“Our mission is a youth-powered social enterprise creating healthy deliciousness with kids in our communities. Where there are opportunities to do that in a way that we can have some impact, we try our best to seize them,” said Stein, who is now a Rebel co-executive director. “It’s going amazingly well.”
Simin Deveauxbray, a senior at Prep Charter in South Philadelphia and another co-executive director, works after school and summers toward the group’s goals. She’s a two-year veteran who came to Rebel at a friend’s suggestion. She wasn’t so much motivated by the drive toward healthy food as she was by her desire, at 15, for a job.

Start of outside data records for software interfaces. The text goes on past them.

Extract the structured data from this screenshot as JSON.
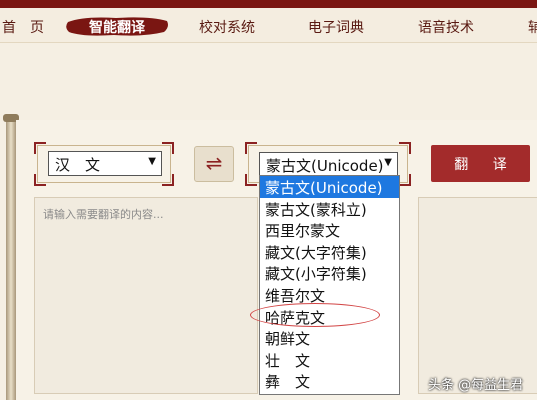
{
  "nav": {
    "items": [
      "首　页",
      "校对系统",
      "电子词典",
      "语音技术",
      "辅"
    ],
    "active": "智能翻译"
  },
  "source_select": {
    "value": "汉　文"
  },
  "target_select": {
    "value": "蒙古文(Unicode)"
  },
  "translate_label": "翻 译",
  "input_placeholder": "请输入需要翻译的内容...",
  "dropdown": {
    "options": [
      "蒙古文(Unicode)",
      "蒙古文(蒙科立)",
      "西里尔蒙文",
      "藏文(大字符集)",
      "藏文(小字符集)",
      "维吾尔文",
      "哈萨克文",
      "朝鲜文",
      "壮　文",
      "彝　文"
    ],
    "selected_index": 0,
    "circled_index": 6
  },
  "watermark": "头条 @每益生君",
  "colors": {
    "brand_red": "#a32b2b",
    "dark_red": "#7a1612",
    "selection_blue": "#1e78e0"
  }
}
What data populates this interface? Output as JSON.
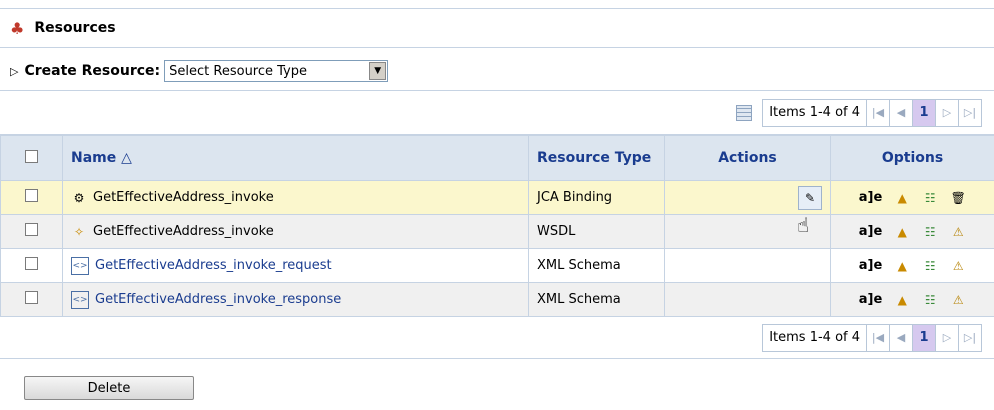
{
  "header": {
    "title": "Resources",
    "icon": "resources-icon"
  },
  "create": {
    "label": "Create Resource:",
    "select_value": "Select Resource Type"
  },
  "pager": {
    "items_text": "Items 1-4 of 4",
    "page": "1"
  },
  "columns": {
    "name": "Name",
    "sort_indicator": "△",
    "resource_type": "Resource Type",
    "actions": "Actions",
    "options": "Options"
  },
  "rows": [
    {
      "name": "GetEffectiveAddress_invoke",
      "type": "JCA Binding",
      "icon": "jca-binding-icon",
      "link": false
    },
    {
      "name": "GetEffectiveAddress_invoke",
      "type": "WSDL",
      "icon": "wsdl-icon",
      "link": false
    },
    {
      "name": "GetEffectiveAddress_invoke_request",
      "type": "XML Schema",
      "icon": "xml-schema-icon",
      "link": true
    },
    {
      "name": "GetEffectiveAddress_invoke_response",
      "type": "XML Schema",
      "icon": "xml-schema-icon",
      "link": true
    }
  ],
  "option_rename_label": "a]e",
  "footer": {
    "delete_label": "Delete"
  },
  "colors": {
    "header_bg": "#dce5ef",
    "link": "#1a3c8f",
    "selected_row": "#fbf7cd",
    "page_active": "#d6c9ef"
  }
}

Somehow, she fell for the mission along the way.
“This changed my mind-set,” said Deveauxbray, now 17. “I learned how certain companies target certain students to get their products. This changed the way I eat: I don’t drink soda or juice, and I try to watch my foods. I look at nutrition facts daily.”
On a recent day, the Rebels’ kitchen space in West Philadelphia hummed with activity as the young people chopped bell peppers, peeled sweet potatoes, and mixed batter for a staff meal.
Tiguida Kaba, a freshman at the High School for the Creative and Performing Arts, joined the crew because she liked the idea of gaining experience as an entrepreneur in high school, and she hasn’t been disappointed.
“Being able to bring a healthy change to my peers — that’s great,” said Kaba, 15. “I just want to spread healthy deliciousness.”